Problem description: Lines in which "icon" appears should be pulled from the data below.

Component data from apps and pages
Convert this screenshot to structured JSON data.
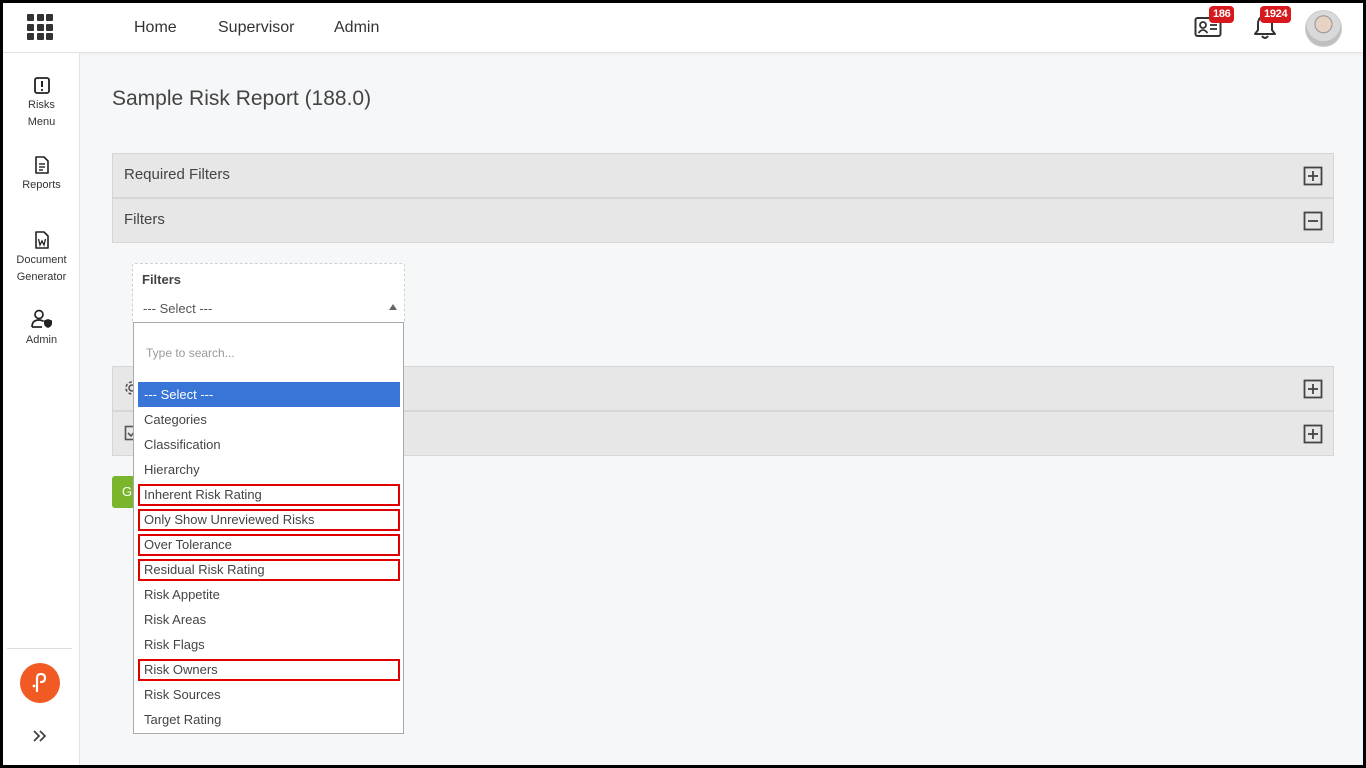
{
  "topbar": {
    "nav": [
      "Home",
      "Supervisor",
      "Admin"
    ],
    "messages_badge": "186",
    "notifications_badge": "1924"
  },
  "sidebar": {
    "items": [
      {
        "label_line1": "Risks",
        "label_line2": "Menu",
        "icon": "alert-square-icon"
      },
      {
        "label_line1": "Reports",
        "label_line2": "",
        "icon": "document-icon"
      },
      {
        "label_line1": "Document",
        "label_line2": "Generator",
        "icon": "word-document-icon"
      },
      {
        "label_line1": "Admin",
        "label_line2": "",
        "icon": "user-shield-icon"
      }
    ],
    "logo_color": "#f15a22"
  },
  "main": {
    "title": "Sample Risk Report (188.0)",
    "panels": [
      {
        "title": "Required Filters",
        "state": "collapsed"
      },
      {
        "title": "Filters",
        "state": "expanded"
      },
      {
        "title": "",
        "state": "collapsed"
      },
      {
        "title": "",
        "state": "collapsed"
      }
    ],
    "generate_button_label": "G"
  },
  "filters": {
    "label": "Filters",
    "selected_value": "--- Select ---",
    "search_placeholder": "Type to search...",
    "options": [
      {
        "label": "--- Select ---",
        "selected": true,
        "highlighted": false
      },
      {
        "label": "Categories",
        "selected": false,
        "highlighted": false
      },
      {
        "label": "Classification",
        "selected": false,
        "highlighted": false
      },
      {
        "label": "Hierarchy",
        "selected": false,
        "highlighted": false
      },
      {
        "label": "Inherent Risk Rating",
        "selected": false,
        "highlighted": true
      },
      {
        "label": "Only Show Unreviewed Risks",
        "selected": false,
        "highlighted": true
      },
      {
        "label": "Over Tolerance",
        "selected": false,
        "highlighted": true
      },
      {
        "label": "Residual Risk Rating",
        "selected": false,
        "highlighted": true
      },
      {
        "label": "Risk Appetite",
        "selected": false,
        "highlighted": false
      },
      {
        "label": "Risk Areas",
        "selected": false,
        "highlighted": false
      },
      {
        "label": "Risk Flags",
        "selected": false,
        "highlighted": false
      },
      {
        "label": "Risk Owners",
        "selected": false,
        "highlighted": true
      },
      {
        "label": "Risk Sources",
        "selected": false,
        "highlighted": false
      },
      {
        "label": "Target Rating",
        "selected": false,
        "highlighted": false
      }
    ]
  },
  "colors": {
    "selected_option": "#3875d7",
    "highlight_outline": "#e00000",
    "badge": "#d7191e",
    "generate_button": "#7ab52c"
  }
}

Output for this exercise:
        "icon": "alert-square-icon"
        "icon": "document-icon"
        "icon": "word-document-icon"
        "icon": "user-shield-icon"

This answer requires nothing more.